§ Instructions for the task
Return, from the listing that follows, each line containing the word "subtotal".

§ Recorded information
# # # # # # #

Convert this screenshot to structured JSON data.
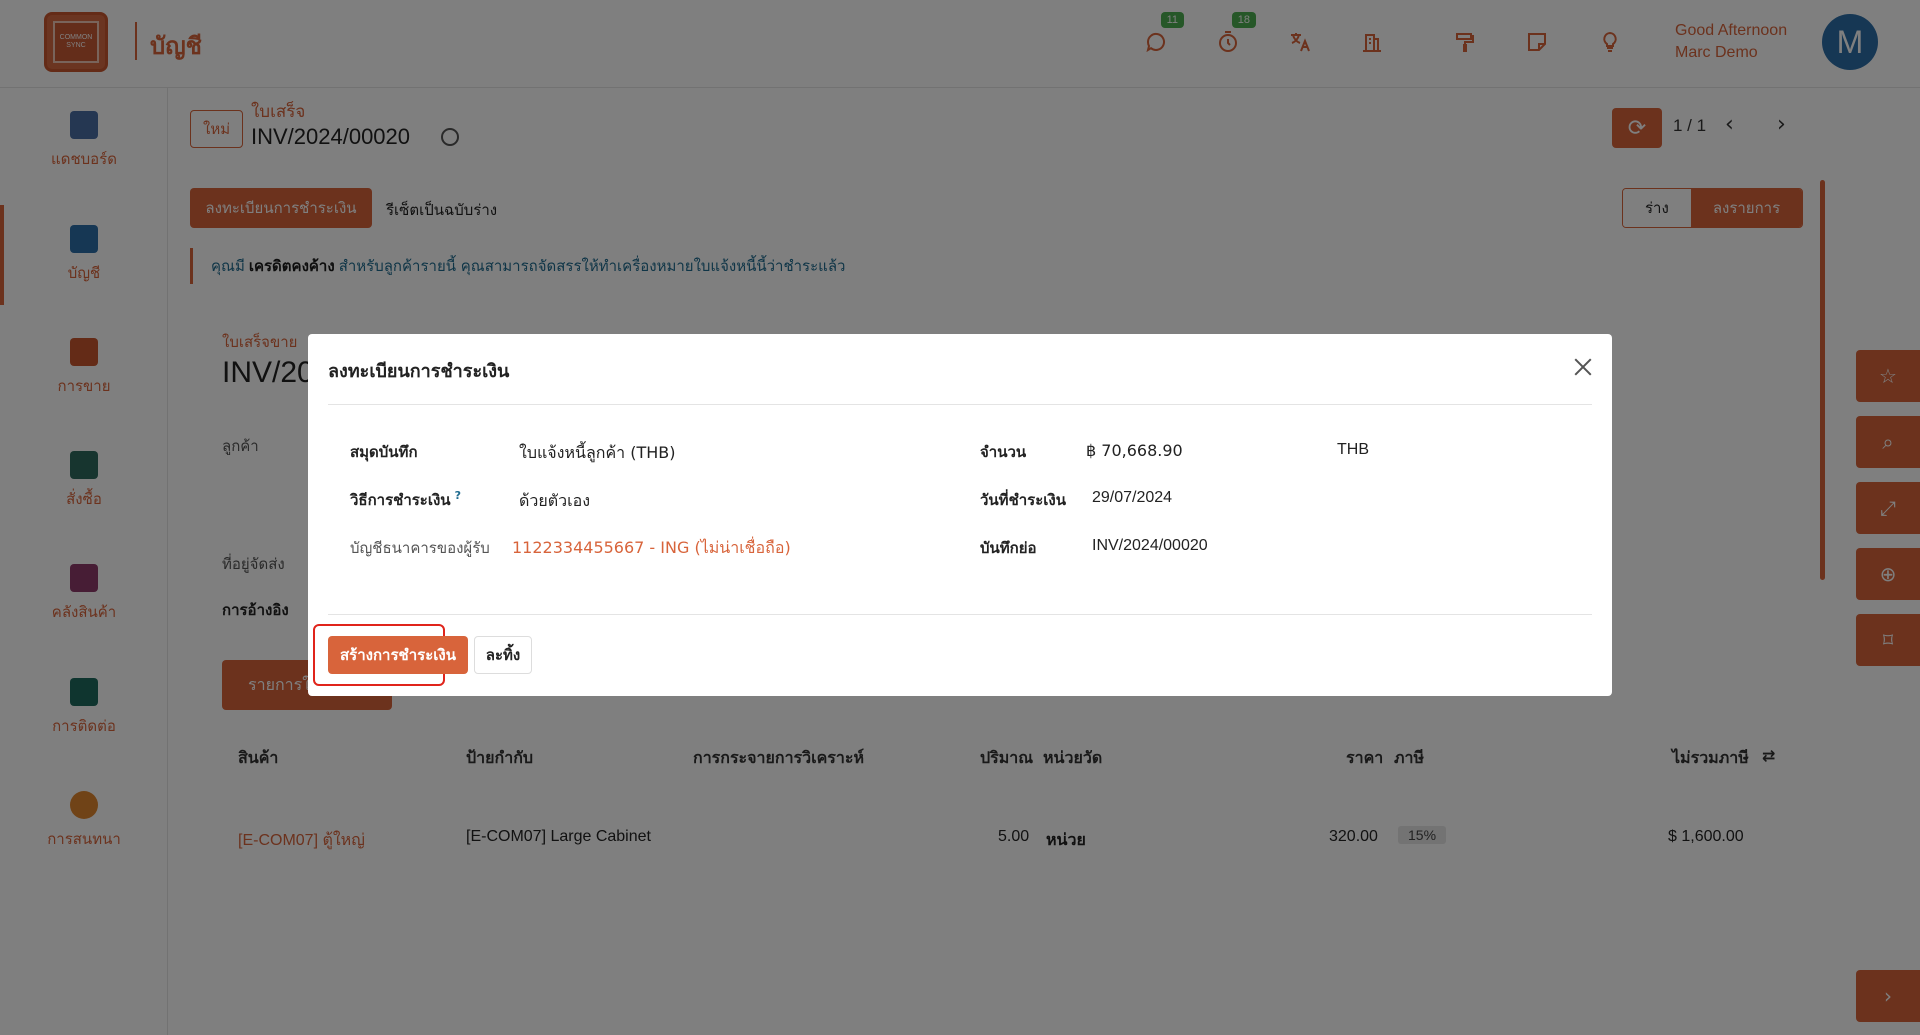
{
  "app": {
    "title": "บัญชี",
    "logo_text": "COMMON SYNC"
  },
  "topbar": {
    "messages_count": "11",
    "activities_count": "18",
    "greeting_line1": "Good Afternoon",
    "greeting_line2": "Marc Demo",
    "avatar_initial": "M"
  },
  "sidebar": {
    "items": [
      {
        "label": "แดชบอร์ด",
        "color": "#4a6fa5"
      },
      {
        "label": "บัญชี",
        "color": "#2d6ea8"
      },
      {
        "label": "การขาย",
        "color": "#c8572f"
      },
      {
        "label": "สั่งซื้อ",
        "color": "#2f6b5e"
      },
      {
        "label": "คลังสินค้า",
        "color": "#8e3b6b"
      },
      {
        "label": "การติดต่อ",
        "color": "#1f6b5e"
      },
      {
        "label": "การสนทนา",
        "color": "#e0872f"
      }
    ]
  },
  "record": {
    "new_badge": "ใหม่",
    "breadcrumb_parent": "ใบเสร็จ",
    "breadcrumb_current": "INV/2024/00020",
    "pager": "1 / 1",
    "register_payment_button": "ลงทะเบียนการชำระเงิน",
    "reset_draft_button": "รีเซ็ตเป็นฉบับร่าง",
    "status_draft": "ร่าง",
    "status_posted": "ลงรายการ",
    "alert_prefix": "คุณมี",
    "alert_bold": "เครดิตคงค้าง",
    "alert_suffix": "สำหรับลูกค้ารายนี้ คุณสามารถจัดสรรให้ทำเครื่องหมายใบแจ้งหนี้นี้ว่าชำระแล้ว",
    "sheet_label": "ใบเสร็จขาย",
    "sheet_title": "INV/20",
    "customer_label": "ลูกค้า",
    "delivery_address_label": "ที่อยู่จัดส่ง",
    "reference_label": "การอ้างอิง",
    "invoice_lines_tab": "รายการใ"
  },
  "lines_table": {
    "headers": {
      "product": "สินค้า",
      "label": "ป้ายกำกับ",
      "analytic": "การกระจายการวิเคราะห์",
      "quantity": "ปริมาณ",
      "uom": "หน่วยวัด",
      "price": "ราคา",
      "taxes": "ภาษี",
      "subtotal": "ไม่รวมภาษี"
    },
    "rows": [
      {
        "product": "[E-COM07] ตู้ใหญ่",
        "label": "[E-COM07] Large Cabinet",
        "quantity": "5.00",
        "uom": "หน่วย",
        "price": "320.00",
        "tax": "15%",
        "subtotal": "$ 1,600.00"
      }
    ]
  },
  "modal": {
    "title": "ลงทะเบียนการชำระเงิน",
    "journal_label": "สมุดบันทึก",
    "journal_value": "ใบแจ้งหนี้ลูกค้า (THB)",
    "payment_method_label": "วิธีการชำระเงิน",
    "payment_method_help": "?",
    "payment_method_value": "ด้วยตัวเอง",
    "recipient_bank_label": "บัญชีธนาคารของผู้รับ",
    "recipient_bank_value": "1122334455667 - ING (ไม่น่าเชื่อถือ)",
    "amount_label": "จำนวน",
    "amount_value": "฿ 70,668.90",
    "currency_value": "THB",
    "payment_date_label": "วันที่ชำระเงิน",
    "payment_date_value": "29/07/2024",
    "memo_label": "บันทึกย่อ",
    "memo_value": "INV/2024/00020",
    "create_button": "สร้างการชำระเงิน",
    "discard_button": "ละทิ้ง"
  }
}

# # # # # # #

§ Written solution
      "subtotal": "ไม่รวมภาษี"
        "subtotal": "$ 1,600.00"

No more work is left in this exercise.